Excerpts from an interface dataset:
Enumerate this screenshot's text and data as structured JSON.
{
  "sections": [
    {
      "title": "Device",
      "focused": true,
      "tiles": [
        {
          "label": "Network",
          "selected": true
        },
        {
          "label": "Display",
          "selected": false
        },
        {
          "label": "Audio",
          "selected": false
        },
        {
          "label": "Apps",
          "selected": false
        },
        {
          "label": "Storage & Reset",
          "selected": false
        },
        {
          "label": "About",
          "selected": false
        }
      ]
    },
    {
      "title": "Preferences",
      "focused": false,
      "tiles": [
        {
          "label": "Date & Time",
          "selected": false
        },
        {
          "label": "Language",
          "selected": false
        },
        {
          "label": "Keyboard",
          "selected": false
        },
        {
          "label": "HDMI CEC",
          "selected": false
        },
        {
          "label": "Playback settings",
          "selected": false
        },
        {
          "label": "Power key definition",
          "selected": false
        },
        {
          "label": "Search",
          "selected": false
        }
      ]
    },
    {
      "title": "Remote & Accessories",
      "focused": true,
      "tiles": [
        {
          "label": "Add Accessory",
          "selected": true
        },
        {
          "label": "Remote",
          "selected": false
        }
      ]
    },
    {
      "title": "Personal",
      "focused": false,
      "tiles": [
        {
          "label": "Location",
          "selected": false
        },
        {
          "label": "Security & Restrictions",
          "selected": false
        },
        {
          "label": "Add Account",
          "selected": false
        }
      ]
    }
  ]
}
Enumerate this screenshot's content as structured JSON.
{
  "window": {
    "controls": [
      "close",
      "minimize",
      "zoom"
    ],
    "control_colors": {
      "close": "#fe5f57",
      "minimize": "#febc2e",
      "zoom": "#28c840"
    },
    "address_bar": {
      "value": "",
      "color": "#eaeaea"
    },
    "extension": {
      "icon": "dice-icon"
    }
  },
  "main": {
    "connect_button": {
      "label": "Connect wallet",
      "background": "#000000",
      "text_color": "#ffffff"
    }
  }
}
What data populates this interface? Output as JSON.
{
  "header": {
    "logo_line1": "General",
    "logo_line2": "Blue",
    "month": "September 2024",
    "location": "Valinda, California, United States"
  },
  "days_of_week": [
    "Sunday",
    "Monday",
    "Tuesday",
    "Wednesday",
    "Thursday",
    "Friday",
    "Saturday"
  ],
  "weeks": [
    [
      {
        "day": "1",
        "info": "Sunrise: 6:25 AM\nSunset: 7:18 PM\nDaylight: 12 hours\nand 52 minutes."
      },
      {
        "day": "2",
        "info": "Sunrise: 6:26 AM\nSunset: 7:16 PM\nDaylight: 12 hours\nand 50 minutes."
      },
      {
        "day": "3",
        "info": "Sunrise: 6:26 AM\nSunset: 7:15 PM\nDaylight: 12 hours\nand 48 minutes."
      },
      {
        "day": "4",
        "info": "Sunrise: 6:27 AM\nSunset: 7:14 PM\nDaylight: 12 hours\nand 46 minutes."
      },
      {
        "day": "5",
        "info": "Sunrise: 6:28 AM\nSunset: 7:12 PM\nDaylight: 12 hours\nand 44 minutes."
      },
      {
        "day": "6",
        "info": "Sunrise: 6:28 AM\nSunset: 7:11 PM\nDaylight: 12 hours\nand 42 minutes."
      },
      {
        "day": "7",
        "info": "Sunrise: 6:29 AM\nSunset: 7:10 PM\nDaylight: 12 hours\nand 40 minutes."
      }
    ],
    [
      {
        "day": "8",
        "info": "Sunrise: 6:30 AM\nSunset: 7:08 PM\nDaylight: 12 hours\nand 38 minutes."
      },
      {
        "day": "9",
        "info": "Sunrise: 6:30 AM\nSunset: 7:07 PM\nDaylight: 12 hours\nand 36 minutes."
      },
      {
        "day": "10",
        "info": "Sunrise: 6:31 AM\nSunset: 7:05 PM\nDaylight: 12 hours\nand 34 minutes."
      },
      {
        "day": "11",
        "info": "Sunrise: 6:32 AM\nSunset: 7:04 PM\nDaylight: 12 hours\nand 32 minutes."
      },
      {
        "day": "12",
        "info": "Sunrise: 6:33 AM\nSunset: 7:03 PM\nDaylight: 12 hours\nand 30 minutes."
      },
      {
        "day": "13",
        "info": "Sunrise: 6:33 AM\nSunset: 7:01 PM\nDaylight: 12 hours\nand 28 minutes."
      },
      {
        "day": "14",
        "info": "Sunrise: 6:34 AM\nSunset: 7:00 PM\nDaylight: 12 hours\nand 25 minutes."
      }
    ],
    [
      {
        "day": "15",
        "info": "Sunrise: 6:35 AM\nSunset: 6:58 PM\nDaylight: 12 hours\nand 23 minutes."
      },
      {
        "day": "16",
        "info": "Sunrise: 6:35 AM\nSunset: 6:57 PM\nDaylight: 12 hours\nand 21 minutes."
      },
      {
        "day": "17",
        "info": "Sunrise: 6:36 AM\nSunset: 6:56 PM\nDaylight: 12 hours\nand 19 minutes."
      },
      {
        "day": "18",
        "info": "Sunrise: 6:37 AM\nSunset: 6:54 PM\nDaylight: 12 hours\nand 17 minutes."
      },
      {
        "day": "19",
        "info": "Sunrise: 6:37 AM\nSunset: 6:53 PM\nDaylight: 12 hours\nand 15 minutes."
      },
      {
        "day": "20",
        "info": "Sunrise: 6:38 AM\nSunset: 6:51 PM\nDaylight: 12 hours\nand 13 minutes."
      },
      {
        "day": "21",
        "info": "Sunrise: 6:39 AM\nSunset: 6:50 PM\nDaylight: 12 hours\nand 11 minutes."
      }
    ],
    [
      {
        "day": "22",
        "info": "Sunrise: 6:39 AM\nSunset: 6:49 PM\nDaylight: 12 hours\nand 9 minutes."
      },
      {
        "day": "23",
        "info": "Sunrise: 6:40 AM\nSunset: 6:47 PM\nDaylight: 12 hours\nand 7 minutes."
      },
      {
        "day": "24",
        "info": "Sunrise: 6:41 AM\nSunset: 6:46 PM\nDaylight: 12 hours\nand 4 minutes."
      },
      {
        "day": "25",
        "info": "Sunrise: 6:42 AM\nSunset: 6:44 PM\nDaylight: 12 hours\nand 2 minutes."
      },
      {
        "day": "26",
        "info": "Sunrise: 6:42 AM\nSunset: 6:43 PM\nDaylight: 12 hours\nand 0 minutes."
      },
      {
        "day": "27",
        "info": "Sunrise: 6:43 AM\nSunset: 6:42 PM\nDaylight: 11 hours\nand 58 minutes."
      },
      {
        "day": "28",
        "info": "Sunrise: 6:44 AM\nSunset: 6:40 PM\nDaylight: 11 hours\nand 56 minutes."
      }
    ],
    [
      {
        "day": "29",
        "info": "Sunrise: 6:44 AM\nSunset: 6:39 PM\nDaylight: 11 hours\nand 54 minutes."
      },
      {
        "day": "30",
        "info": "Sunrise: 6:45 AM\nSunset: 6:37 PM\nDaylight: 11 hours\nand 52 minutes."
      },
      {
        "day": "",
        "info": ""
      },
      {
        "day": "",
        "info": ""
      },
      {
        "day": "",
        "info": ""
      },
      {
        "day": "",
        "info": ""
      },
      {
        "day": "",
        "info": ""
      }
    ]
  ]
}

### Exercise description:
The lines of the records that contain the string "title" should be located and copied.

### Answer box:
      "title": "Device",
      "title": "Preferences",
      "title": "Remote & Accessories",
      "title": "Personal",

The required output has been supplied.